Roy is genial, passionate (we all know that from television) and loquacious. ‘Isn’t that a ….?’ you start. ‘Yes, I collected it with (half a dozen well-known collectors may feature here; very often Mikinori Ogisu, his Japanese chum) on Emei-shan’. (I’ve learnt that China’s holy mountains are honorically labelled ‘Shan’. Mount Fuji, come to that, is called Fuji-san; are they related? Gongga-shan, alias Minya Konka, seems to be Roy’s favourite peak.) ‘….It was growing with Abies delavayii, and a daphne, and a lily I’d never seen before, before breakfast one day outsde a village in Sichuan. I’m not mad on rice at breakfast. We’d just seen an extaordinary mahonia with coppery leaves….…’ Perhaps I parody, but Roy’s reminiscences are worth as long as you’ve got.

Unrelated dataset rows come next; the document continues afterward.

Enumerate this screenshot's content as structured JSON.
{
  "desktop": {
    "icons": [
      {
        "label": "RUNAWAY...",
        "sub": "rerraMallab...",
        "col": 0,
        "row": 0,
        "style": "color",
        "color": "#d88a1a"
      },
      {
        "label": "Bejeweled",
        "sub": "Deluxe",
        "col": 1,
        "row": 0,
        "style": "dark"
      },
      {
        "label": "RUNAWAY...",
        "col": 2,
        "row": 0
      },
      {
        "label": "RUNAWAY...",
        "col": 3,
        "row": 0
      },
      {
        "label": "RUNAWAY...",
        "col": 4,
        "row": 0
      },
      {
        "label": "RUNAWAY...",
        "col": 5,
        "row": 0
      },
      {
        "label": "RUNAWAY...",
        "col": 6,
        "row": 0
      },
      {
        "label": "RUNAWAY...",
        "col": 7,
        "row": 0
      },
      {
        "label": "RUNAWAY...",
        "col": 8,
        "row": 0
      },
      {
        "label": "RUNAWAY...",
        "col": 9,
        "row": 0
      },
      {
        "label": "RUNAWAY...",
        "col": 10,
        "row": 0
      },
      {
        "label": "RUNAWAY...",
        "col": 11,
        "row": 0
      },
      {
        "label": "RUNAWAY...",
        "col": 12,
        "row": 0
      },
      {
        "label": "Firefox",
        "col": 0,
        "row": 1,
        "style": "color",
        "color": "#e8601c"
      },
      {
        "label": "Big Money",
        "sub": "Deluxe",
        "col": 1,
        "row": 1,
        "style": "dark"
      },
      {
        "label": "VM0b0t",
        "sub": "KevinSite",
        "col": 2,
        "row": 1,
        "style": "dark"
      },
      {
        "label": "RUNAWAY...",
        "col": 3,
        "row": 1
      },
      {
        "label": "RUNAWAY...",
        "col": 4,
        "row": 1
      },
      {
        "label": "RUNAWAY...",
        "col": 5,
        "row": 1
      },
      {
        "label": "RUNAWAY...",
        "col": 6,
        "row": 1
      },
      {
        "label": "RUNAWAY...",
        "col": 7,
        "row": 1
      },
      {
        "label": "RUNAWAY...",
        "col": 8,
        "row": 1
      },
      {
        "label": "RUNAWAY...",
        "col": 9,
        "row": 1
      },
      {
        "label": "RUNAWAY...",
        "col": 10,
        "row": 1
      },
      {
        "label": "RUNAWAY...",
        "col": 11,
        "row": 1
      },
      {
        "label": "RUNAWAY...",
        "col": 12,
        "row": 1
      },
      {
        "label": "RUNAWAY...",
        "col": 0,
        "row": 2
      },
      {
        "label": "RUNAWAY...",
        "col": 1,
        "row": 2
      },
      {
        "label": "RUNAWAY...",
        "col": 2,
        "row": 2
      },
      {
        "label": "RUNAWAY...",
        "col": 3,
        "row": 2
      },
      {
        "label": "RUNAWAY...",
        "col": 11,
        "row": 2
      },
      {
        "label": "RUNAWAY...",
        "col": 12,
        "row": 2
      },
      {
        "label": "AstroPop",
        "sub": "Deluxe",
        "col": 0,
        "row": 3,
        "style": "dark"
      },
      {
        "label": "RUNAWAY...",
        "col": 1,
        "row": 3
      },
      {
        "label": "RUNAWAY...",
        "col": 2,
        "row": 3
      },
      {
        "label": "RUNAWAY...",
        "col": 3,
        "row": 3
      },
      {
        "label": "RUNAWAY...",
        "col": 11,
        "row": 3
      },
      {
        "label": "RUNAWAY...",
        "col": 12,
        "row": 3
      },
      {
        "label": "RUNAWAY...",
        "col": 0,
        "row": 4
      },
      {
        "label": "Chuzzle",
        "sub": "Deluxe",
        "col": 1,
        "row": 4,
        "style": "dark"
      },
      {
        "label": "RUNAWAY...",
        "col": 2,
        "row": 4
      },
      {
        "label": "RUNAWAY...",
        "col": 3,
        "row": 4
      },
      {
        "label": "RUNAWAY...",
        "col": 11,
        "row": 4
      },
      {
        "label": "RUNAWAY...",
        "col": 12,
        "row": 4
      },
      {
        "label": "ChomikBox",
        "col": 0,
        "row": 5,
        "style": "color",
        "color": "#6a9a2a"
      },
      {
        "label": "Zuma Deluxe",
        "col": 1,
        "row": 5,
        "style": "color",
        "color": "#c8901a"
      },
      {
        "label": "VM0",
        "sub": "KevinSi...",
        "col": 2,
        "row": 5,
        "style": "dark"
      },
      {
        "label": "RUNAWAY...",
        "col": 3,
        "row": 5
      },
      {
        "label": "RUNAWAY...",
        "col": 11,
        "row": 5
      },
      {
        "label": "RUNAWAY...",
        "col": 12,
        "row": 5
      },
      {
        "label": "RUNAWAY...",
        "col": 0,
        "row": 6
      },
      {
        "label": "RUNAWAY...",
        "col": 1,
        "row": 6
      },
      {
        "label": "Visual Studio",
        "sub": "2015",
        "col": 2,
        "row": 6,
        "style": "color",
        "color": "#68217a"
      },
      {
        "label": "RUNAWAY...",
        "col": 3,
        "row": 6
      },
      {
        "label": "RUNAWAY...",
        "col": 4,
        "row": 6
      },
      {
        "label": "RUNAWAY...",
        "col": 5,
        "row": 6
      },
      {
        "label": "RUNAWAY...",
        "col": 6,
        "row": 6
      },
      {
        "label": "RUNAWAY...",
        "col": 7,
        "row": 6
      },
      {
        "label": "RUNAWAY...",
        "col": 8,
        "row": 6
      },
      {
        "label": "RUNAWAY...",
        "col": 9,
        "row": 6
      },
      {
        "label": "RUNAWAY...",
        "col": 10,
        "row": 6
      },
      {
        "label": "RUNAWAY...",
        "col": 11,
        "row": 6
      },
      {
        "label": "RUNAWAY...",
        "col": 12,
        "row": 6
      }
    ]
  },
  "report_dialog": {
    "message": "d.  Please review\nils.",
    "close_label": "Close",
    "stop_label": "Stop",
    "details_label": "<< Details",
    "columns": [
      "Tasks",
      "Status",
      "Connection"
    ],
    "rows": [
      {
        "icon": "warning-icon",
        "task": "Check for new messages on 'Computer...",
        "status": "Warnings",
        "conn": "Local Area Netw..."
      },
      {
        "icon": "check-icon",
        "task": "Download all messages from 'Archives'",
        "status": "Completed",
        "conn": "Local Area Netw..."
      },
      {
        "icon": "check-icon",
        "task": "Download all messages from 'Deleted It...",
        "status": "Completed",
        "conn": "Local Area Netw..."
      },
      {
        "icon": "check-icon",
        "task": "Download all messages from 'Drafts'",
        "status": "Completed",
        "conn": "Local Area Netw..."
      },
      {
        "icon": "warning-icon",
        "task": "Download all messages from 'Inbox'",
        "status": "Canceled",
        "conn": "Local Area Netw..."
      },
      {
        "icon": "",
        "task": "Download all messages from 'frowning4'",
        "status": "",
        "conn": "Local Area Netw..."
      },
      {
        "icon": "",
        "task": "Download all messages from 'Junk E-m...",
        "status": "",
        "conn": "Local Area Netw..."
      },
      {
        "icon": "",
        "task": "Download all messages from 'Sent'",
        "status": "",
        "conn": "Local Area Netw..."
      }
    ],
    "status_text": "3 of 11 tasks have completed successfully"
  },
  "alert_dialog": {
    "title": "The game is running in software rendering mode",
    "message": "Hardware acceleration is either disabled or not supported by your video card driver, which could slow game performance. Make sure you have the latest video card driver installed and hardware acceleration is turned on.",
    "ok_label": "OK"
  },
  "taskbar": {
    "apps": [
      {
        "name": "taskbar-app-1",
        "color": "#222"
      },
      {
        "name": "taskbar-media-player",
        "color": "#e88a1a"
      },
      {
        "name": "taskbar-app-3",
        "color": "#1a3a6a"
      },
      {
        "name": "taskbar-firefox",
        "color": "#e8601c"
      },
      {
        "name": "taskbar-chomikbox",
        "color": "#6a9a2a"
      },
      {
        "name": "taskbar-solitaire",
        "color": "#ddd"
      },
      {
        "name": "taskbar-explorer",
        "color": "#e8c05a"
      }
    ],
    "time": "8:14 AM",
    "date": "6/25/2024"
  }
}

His selective eye has been focused on woody plants (and not only woody ones) since he worked at Hillier’s Nurseries nearly fifty years ago, I could never have written my own tree book without Hillier’s Manual – and didn’t even realise at the time that this astonishing compilation was newly hatched, the work of Sir Harold Hillier and Roy together. But I owe him for far more than mere knowledge.
He has a thing about mahonias – and things, for that matter, about a hundred other genera as well. I came away from his garden with ‘Roy’s Choice’, a selection of the cross made in the Savill Gardens in John Bond’s days between two Lancaster collections, M. gracillipes and M. confusa. The first has dangling flowers with red sepals and hard, armoured, almost scary leaves, the second an altogether softer look, far more and narrower leaflets and more conventional flowers. The 2013 Chelsea Plant of the Year, Mahonia ‘Soft Caress’ seems to be a variant of a subspecies.
I would never dare plant things as close together as Roy does. He packs a whole botanical garden into a typical suburban one. It looks busy, of course, but still in the way Loudon called ‘gardenesque’. One trick is persuading shrubs to climb the house walls, encouraging them with supports, then clothing them with a climber or two – underplanted with two or three other rareties. The monster honeysuckle, Lonicera hildebrandiana, has shot up and needs hacking back from a bedroom window.